The first "you suck" volleyed from the audience after that one. And they followed in tow as the living Dilbert delivered his increasingly painful and ultimately meaningless "jokes." I, myself, opted for the less antagonist call. "Music," I shouted, and the man told one more joke. Then, in the middle of one of his final jokes, everything changed.
A face popped up on the giant onstage screen that had been showing slides of works by Portland artist Mike Scheer while the band played the first half of its ultimately blistering set. It was K Records founder Calvin Johnson. Then Martsch let into a light jam while Johnson stood frozen, but alive, a script of words slightly obscuring his face. What followed was a political screed, spoken by Johnson to the crowd of 1,500, calling on Washington to take the heat off of "eco-terrorists" and focus its energies on more credible threats to our lives and liberties. It was a rousing missive, punctuated with Martsch's lead-heavy riffs that rolled in waves over the heads of the crowd while Johnson stood stoic, almost preening, and most definitely proud to be defiant.
Such a political move by BTS isn't so much shocking as it is just unusual, the Boise group tending towards the implied lefty politics of a college rock band. But such direct challenges to real-life situations just isn't something Martsch usually does. He is not, in the least, a confrontational man, which is, perhaps, why he had Johnson do the talking. Whatever. It was an inspired move. As was the early plead from bassist Brett Nelson.
"Everybody here should support the WOW Hall," said Nelson, whose molasses-jam band painfully opened the BTS show. "It's down in Eugene and it's a great venue, but they're building apartments in the parking lot." The instant reaction here, by jaded renters and hopeful developers, is that the parking lot is history and the club would soon be next. "So, they're trying to raise some money so that they can maybe buy the parking lot."
That's some optimism. As if to illustrate the disconnect between the band's you-can-change-the-world-one-parking-lot-at-a-time attitude and it's slacker reputation, Martsch and crew followed Nelson's call to arms with "Else," a song that includes the following: "Funny thing with blood/ Try to stand but neither leg is awake/ Just this side of love/ Is where you'll find the confidence not to continue."

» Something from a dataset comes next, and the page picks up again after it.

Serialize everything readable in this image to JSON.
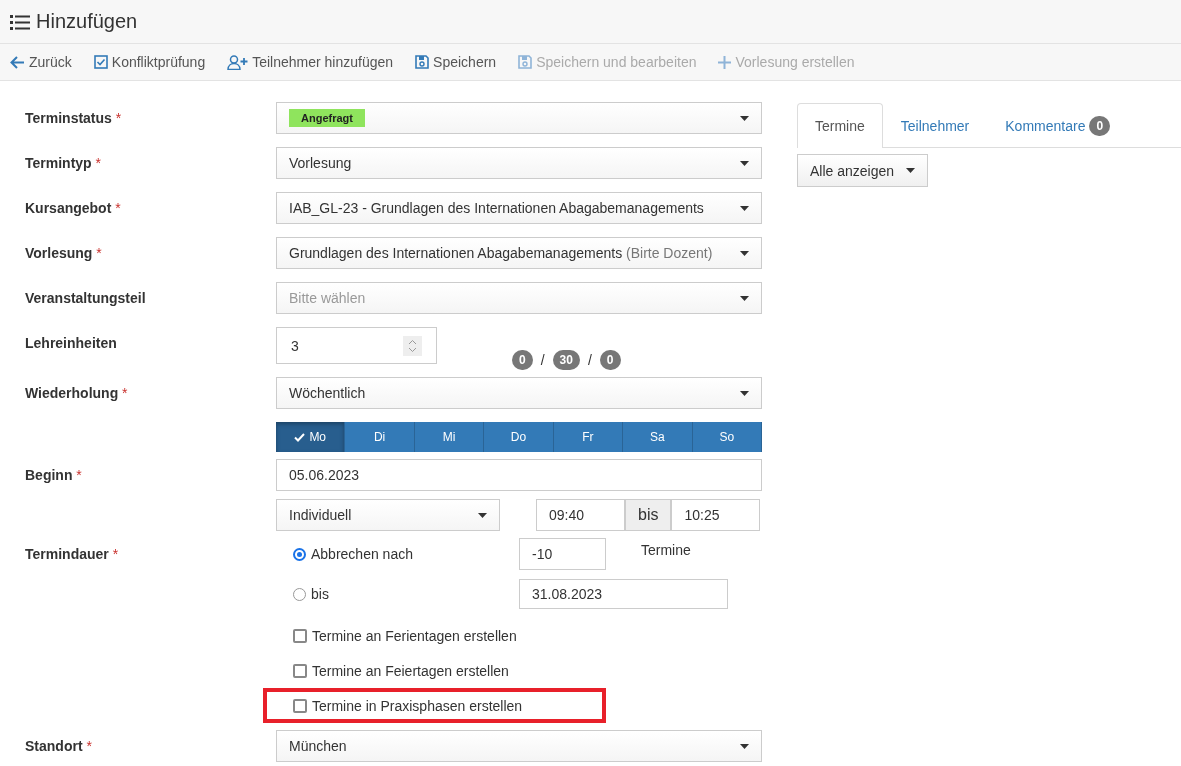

Of course, that's just a song. And apparently BTS is now much more than a song. It's a lifestyle. MARK BAUMGARTEN.